Since this is a contract entered into by a Spanish exported and an Argentine importer, the case is governed by Sections 1209 and 1210 of the Argentine Civil Code, which state the applicability of the law of the place of performance -- in this case, Spanish law -- to the formation, nature, validity and obligations of the contract, in relation to the issues not foreseen by the parties or the Vienna Convention.
However, such conflict of laws may be set aside, in our country and in this case, by operation of the police power laws deriving from economic emergency laws (Act No. 25561, Executive Order No. 214/02 and agreeing ones) that establish, in principle, for individuals, the "pesification" of those legal relationships arising under the Convertibility Act (Act No. 23982) since such rules are mandatory laws of the lex fori, which cannot be disregarded and shall prevail over parties' will. Nevertheless, this case is an exception provided by police power laws in Executive Order No. 410/02.
Indeed, [Seller]'s claim does not fall within the scope of the statutory currency conversion into pesos set forth in Section 1 of Executive Order No. 214/02 because it is a private sector transaction to pay a sum of money in foreign currency, for which performance the foreign law shall apply (Spanish law) since it is an event expressly considered in Executive Order No. 410/02, Section (1), subsection (e) and in Regulations A 3507, 3561, 3566 issued by the Central Bank of the Argentine Republic that excludes the obligations to pay a sum of money in foreign currency of the public or private sector from the currency conversion into pesos. Given the fact that Spanish law shall govern this case, the claim shall be allowed in foreign currency.
IV. With regard to the costs, each party shall bear its own pursuant to Section 202 of the Reorganization and Bankruptcy Act.
Now wherefore, it is ordered that:
1. The claim filed by the [Seller] be allowed for the amount of US $23,025.63 as an unsecured claim (Section 248 of the Reorganization and Bankruptcy Act), the amount which shall be converted into Argentine currency at the exchange rate of the bankruptcy order date, pursuant to the reasons hereinbefore and Section 127 of the Reorganization and Bankruptcy Act.
2. Each party shall bear its own costs.
María Elsa Uzal
* All translations should be verified by cross-checking against the original text. For purposes of this translation, Plaintiff of Spain, Cosvega S.L., is referred to as [Seller] and Defendant of Argentina, Autoservicio Mayorista La Loma S.A. is referred to as [Buyer].
Economic emergency laws: set of rules which declared the economic emergency and converted debts entered into in a foreign currency into debts in Argentine currency ("pesificación") at a fix statutory rate.
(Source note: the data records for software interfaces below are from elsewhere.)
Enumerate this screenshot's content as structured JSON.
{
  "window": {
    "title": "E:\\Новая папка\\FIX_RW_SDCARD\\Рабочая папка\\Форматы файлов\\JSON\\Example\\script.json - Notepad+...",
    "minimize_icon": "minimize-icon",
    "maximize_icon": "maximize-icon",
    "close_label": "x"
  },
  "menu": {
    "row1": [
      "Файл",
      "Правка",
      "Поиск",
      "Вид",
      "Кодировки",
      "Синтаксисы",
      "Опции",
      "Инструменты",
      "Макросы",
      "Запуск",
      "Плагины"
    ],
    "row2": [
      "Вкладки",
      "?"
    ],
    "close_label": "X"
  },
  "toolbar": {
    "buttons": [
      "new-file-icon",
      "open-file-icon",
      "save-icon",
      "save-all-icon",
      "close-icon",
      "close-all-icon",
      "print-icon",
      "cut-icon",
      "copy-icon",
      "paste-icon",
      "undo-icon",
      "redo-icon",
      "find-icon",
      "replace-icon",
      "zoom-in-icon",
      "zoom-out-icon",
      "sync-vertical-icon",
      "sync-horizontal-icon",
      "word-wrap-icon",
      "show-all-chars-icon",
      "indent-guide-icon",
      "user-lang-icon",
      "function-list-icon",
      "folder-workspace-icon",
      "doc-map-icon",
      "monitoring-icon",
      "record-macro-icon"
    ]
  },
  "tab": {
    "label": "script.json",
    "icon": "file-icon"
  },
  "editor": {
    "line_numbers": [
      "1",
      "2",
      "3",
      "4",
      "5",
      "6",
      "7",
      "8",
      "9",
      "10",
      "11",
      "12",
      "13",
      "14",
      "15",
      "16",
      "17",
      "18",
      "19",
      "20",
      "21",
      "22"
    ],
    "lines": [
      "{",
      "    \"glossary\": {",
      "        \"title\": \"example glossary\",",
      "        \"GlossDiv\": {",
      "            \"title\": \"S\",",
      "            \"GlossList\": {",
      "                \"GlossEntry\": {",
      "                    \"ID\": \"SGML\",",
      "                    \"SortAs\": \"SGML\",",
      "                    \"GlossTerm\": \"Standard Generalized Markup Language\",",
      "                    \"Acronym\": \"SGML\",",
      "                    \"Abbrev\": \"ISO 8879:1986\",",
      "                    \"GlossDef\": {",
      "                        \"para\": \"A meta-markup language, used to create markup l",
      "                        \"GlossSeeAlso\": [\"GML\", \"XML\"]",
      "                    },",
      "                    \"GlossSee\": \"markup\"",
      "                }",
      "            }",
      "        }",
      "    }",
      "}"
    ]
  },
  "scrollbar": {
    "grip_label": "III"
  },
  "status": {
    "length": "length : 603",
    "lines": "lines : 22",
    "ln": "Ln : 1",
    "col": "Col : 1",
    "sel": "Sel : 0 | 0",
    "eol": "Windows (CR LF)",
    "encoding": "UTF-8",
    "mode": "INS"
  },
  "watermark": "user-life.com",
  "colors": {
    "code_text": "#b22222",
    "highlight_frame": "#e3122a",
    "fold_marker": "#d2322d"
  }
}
** Juan Manuel Falabella was a participant in the 16th annual Willem C. Vis International Commercial Arbitration Moot representing the School of Law, Universidad de Buenos Aires, where he will receive his law degree cum laude. He has attended the Summer Institute in International and Comparative Law, Stetson University, and has Sworn Legal Translation credentials, School of Modern Languages, Pontificia Universidad Católica Argentina. He is currently a Legal Assistant at the Buenos Aires law firm of Hope, Duggan & Silva.Go to Case Table of Contents